The data below:

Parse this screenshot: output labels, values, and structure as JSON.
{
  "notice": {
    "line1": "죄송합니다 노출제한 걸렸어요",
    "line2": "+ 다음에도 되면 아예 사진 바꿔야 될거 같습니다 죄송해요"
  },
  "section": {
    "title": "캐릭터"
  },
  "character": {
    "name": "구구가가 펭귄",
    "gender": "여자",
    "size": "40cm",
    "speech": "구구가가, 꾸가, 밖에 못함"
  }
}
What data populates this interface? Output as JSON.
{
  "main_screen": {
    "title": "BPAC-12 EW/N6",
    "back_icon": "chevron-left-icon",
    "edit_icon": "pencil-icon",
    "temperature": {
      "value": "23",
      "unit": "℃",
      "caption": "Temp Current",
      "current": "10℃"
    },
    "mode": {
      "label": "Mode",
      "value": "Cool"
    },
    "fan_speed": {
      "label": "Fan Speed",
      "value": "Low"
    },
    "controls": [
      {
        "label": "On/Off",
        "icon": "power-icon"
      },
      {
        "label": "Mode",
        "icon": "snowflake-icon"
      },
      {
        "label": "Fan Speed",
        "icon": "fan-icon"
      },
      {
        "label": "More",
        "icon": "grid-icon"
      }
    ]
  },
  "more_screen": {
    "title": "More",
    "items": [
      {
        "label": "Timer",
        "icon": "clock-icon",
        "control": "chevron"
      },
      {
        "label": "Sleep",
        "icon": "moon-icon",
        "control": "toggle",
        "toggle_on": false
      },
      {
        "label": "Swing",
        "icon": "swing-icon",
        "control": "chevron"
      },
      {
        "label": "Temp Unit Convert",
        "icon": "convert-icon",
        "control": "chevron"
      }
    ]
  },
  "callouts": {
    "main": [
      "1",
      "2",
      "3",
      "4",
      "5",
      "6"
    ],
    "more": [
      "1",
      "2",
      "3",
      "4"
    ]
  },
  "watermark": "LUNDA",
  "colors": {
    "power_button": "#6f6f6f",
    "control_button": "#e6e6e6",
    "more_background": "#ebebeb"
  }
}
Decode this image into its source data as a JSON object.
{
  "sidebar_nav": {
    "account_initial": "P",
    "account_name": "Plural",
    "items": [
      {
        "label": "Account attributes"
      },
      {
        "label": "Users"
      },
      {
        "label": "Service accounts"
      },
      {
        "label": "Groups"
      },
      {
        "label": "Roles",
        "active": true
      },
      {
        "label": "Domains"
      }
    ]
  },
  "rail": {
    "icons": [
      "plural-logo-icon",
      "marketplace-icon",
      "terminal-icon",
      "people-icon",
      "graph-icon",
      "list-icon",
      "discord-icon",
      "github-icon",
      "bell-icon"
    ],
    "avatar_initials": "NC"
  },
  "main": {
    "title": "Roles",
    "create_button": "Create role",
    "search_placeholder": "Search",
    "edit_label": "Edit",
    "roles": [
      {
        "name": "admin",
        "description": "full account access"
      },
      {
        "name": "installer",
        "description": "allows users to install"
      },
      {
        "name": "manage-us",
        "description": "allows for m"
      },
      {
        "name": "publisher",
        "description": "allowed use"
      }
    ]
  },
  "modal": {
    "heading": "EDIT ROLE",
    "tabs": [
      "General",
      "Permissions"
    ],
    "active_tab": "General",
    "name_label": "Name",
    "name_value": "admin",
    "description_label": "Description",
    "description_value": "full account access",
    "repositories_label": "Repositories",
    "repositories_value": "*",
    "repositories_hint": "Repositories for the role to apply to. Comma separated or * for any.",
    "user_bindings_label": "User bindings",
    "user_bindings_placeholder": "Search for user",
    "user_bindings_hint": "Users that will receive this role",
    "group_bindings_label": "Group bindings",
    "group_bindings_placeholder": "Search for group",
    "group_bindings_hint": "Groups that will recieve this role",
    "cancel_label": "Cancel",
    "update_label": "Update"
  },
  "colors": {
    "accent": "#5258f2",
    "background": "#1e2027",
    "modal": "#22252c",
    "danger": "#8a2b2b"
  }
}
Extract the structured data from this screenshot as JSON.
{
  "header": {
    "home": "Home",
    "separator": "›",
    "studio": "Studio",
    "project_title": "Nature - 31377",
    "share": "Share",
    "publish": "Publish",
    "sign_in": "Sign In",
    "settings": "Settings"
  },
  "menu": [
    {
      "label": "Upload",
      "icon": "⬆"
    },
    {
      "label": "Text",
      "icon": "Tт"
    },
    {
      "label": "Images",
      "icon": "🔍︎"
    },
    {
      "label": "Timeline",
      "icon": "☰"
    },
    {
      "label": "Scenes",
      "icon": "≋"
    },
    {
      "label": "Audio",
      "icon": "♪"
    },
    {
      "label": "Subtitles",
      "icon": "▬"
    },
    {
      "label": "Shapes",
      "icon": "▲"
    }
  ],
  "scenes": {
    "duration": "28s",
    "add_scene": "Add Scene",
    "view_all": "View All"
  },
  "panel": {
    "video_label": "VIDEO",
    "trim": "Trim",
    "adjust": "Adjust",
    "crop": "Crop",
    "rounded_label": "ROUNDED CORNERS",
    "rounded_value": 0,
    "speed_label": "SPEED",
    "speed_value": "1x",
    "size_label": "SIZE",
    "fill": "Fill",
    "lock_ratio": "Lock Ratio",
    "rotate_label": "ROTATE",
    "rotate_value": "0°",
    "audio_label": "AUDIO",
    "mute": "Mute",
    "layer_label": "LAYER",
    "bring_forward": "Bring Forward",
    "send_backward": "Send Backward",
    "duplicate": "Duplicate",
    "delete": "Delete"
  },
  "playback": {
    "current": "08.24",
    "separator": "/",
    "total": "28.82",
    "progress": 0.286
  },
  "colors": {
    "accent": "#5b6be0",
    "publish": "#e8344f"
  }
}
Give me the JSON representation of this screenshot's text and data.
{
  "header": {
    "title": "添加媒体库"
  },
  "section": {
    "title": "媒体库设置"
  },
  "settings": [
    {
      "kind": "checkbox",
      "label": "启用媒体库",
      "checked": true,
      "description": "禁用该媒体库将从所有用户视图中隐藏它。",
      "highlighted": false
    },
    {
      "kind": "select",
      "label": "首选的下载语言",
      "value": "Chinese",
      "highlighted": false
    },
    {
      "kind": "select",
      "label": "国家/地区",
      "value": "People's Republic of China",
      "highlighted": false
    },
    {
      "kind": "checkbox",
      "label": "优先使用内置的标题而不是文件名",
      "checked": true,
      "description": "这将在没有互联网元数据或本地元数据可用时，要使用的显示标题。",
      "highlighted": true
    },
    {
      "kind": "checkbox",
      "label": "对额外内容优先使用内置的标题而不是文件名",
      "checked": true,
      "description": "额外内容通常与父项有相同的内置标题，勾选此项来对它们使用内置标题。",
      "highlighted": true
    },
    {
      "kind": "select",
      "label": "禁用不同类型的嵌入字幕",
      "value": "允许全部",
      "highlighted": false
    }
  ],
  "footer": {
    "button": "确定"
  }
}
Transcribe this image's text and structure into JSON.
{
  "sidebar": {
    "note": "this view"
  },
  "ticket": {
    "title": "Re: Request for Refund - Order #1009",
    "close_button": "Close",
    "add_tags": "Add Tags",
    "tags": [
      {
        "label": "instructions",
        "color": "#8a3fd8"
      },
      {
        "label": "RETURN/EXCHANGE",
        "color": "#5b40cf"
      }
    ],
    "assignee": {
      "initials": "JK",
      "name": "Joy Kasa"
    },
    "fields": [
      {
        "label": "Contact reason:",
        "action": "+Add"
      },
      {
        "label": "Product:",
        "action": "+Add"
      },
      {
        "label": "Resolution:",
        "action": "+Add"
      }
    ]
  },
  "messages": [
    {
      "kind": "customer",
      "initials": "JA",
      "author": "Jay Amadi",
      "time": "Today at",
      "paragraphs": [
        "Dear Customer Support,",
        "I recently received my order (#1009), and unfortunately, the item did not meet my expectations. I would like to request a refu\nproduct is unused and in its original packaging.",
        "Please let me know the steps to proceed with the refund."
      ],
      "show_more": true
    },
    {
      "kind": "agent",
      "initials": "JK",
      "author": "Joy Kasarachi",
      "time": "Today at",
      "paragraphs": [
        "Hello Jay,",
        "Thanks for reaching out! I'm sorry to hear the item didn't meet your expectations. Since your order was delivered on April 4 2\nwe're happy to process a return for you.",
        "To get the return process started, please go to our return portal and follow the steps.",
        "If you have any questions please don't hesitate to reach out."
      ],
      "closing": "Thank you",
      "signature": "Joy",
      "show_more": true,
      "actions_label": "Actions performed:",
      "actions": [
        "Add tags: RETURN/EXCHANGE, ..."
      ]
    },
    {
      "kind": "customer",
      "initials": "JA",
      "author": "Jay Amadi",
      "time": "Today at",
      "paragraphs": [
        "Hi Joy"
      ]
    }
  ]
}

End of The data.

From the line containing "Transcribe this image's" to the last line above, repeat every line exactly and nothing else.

Completed task:
Transcribe this image's text and structure into JSON.
{
  "sidebar": {
    "note": "this view"
  },
  "ticket": {
    "title": "Re: Request for Refund - Order #1009",
    "close_button": "Close",
    "add_tags": "Add Tags",
    "tags": [
      {
        "label": "instructions",
        "color": "#8a3fd8"
      },
      {
        "label": "RETURN/EXCHANGE",
        "color": "#5b40cf"
      }
    ],
    "assignee": {
      "initials": "JK",
      "name": "Joy Kasa"
    },
    "fields": [
      {
        "label": "Contact reason:",
        "action": "+Add"
      },
      {
        "label": "Product:",
        "action": "+Add"
      },
      {
        "label": "Resolution:",
        "action": "+Add"
      }
    ]
  },
  "messages": [
    {
      "kind": "customer",
      "initials": "JA",
      "author": "Jay Amadi",
      "time": "Today at",
      "paragraphs": [
        "Dear Customer Support,",
        "I recently received my order (#1009), and unfortunately, the item did not meet my expectations. I would like to request a refu\nproduct is unused and in its original packaging.",
        "Please let me know the steps to proceed with the refund."
      ],
      "show_more": true
    },
    {
      "kind": "agent",
      "initials": "JK",
      "author": "Joy Kasarachi",
      "time": "Today at",
      "paragraphs": [
        "Hello Jay,",
        "Thanks for reaching out! I'm sorry to hear the item didn't meet your expectations. Since your order was delivered on April 4 2\nwe're happy to process a return for you.",
        "To get the return process started, please go to our return portal and follow the steps.",
        "If you have any questions please don't hesitate to reach out."
      ],
      "closing": "Thank you",
      "signature": "Joy",
      "show_more": true,
      "actions_label": "Actions performed:",
      "actions": [
        "Add tags: RETURN/EXCHANGE, ..."
      ]
    },
    {
      "kind": "customer",
      "initials": "JA",
      "author": "Jay Amadi",
      "time": "Today at",
      "paragraphs": [
        "Hi Joy"
      ]
    }
  ]
}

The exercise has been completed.